*WHAT YOU ARE ASKED TO DO*
Every line from the one containing "Enumerate this screenshot's" through the end of the data is to be copied exactly, and nothing outside that range.

Stored items

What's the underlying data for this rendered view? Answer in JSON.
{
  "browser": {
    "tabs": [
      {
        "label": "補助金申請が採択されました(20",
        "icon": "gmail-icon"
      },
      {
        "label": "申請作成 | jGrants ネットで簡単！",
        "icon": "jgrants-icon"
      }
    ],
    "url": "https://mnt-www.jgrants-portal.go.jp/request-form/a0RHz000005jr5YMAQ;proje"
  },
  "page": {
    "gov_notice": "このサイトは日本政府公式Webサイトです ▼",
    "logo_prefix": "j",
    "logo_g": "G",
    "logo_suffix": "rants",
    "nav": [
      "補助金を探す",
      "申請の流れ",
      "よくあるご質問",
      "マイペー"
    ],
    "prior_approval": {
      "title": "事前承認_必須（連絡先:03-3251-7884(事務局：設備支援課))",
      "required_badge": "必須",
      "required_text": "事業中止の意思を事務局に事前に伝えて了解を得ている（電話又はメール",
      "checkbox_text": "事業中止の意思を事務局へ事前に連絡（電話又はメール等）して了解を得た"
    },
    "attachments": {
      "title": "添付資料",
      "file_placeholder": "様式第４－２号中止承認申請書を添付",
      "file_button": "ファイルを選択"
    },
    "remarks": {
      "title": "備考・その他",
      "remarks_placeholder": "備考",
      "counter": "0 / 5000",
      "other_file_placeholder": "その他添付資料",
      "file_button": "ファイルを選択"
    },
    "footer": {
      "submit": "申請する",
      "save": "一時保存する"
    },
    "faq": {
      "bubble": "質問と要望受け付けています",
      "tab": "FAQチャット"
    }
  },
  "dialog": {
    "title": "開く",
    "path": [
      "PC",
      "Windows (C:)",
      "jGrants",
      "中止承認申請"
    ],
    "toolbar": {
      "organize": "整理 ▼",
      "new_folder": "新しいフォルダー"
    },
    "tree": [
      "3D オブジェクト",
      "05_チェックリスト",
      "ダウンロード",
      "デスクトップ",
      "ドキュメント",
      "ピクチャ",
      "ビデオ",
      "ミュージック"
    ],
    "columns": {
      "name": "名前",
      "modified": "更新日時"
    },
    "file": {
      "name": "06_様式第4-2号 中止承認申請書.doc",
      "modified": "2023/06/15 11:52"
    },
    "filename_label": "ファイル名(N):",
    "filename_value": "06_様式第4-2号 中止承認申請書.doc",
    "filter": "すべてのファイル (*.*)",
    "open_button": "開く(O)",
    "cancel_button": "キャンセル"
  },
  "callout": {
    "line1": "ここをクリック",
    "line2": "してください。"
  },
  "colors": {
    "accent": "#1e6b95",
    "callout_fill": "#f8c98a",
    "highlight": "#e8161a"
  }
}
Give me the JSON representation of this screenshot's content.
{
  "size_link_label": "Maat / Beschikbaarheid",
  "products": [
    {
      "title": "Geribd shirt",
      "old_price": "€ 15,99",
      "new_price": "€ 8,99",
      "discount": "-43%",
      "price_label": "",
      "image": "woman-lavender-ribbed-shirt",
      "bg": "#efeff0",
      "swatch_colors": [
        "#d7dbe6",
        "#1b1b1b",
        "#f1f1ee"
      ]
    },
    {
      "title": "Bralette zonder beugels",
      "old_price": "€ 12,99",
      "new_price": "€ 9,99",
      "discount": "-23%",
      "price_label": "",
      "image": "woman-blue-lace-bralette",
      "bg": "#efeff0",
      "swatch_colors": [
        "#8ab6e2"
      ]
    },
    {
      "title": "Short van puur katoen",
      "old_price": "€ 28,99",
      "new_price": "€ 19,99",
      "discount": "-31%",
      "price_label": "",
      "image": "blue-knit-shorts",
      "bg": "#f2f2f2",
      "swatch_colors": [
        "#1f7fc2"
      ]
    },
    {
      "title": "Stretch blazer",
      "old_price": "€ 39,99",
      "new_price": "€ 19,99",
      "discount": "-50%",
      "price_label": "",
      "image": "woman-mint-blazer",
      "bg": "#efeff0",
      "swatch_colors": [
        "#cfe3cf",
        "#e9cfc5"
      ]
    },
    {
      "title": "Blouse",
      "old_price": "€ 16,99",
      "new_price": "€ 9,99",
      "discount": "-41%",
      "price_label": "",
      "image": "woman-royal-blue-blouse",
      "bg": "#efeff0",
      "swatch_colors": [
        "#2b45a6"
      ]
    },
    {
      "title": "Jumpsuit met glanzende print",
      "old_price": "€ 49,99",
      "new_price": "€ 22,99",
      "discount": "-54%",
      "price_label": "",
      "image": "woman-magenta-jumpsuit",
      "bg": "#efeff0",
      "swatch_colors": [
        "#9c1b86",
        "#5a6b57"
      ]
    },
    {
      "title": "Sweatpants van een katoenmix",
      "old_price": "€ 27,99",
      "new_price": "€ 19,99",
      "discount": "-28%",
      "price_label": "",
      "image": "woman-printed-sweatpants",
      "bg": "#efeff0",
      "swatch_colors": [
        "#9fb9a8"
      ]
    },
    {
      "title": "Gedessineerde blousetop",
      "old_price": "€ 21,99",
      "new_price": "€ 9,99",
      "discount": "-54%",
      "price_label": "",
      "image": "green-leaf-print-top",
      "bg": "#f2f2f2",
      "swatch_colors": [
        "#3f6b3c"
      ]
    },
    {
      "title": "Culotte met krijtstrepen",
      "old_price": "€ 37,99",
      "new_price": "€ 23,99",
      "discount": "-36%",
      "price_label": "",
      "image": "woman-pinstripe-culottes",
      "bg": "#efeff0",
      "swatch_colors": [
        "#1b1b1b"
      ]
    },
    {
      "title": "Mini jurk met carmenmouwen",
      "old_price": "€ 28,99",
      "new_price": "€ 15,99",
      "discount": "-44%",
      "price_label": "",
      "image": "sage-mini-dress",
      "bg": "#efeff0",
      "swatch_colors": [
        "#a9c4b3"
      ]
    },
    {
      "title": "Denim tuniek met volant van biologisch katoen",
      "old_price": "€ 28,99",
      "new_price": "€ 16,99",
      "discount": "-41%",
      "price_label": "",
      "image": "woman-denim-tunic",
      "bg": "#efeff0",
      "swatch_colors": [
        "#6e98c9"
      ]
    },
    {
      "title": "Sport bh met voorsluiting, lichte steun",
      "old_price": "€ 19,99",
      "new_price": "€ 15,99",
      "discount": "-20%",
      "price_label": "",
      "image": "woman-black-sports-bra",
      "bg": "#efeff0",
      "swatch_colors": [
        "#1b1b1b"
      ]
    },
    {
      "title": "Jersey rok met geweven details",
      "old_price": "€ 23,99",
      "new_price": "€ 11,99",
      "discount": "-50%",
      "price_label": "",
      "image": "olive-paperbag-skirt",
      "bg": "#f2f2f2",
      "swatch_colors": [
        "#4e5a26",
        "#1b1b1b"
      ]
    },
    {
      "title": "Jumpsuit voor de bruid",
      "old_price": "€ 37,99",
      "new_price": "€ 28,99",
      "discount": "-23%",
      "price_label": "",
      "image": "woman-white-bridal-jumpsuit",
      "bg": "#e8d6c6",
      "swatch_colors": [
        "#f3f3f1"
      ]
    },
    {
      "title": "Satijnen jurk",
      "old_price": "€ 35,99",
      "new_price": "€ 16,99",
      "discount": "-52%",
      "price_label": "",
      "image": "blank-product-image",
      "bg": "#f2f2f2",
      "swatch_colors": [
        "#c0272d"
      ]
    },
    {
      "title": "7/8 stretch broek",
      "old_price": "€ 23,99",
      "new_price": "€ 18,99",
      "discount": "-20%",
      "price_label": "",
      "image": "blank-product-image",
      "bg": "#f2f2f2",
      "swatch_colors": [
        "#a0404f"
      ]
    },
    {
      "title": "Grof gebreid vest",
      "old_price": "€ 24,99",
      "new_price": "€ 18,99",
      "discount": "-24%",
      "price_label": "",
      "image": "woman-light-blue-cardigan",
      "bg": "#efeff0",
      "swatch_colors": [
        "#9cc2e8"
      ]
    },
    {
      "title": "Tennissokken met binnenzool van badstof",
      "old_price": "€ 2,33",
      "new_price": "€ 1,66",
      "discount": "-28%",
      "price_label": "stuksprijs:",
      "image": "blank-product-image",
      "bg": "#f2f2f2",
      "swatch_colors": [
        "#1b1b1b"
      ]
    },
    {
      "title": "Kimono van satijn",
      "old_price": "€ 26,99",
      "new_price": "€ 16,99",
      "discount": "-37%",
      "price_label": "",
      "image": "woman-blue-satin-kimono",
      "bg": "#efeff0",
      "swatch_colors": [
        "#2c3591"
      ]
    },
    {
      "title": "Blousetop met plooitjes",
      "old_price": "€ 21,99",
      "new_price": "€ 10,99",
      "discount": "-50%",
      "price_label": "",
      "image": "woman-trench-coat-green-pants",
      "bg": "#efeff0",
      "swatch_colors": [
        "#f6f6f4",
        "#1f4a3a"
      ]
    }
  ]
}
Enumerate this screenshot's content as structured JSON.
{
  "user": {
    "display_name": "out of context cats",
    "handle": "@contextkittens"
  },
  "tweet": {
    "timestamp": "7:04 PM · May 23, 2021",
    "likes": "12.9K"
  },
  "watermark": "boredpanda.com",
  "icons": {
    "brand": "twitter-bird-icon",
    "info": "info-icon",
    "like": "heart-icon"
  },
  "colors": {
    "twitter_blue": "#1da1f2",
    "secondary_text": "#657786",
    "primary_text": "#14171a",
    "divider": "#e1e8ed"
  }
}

*WRITTEN RESPONSE*
Enumerate this screenshot's content as structured JSON.
{
  "user": {
    "display_name": "out of context cats",
    "handle": "@contextkittens"
  },
  "tweet": {
    "timestamp": "7:04 PM · May 23, 2021",
    "likes": "12.9K"
  },
  "watermark": "boredpanda.com",
  "icons": {
    "brand": "twitter-bird-icon",
    "info": "info-icon",
    "like": "heart-icon"
  },
  "colors": {
    "twitter_blue": "#1da1f2",
    "secondary_text": "#657786",
    "primary_text": "#14171a",
    "divider": "#e1e8ed"
  }
}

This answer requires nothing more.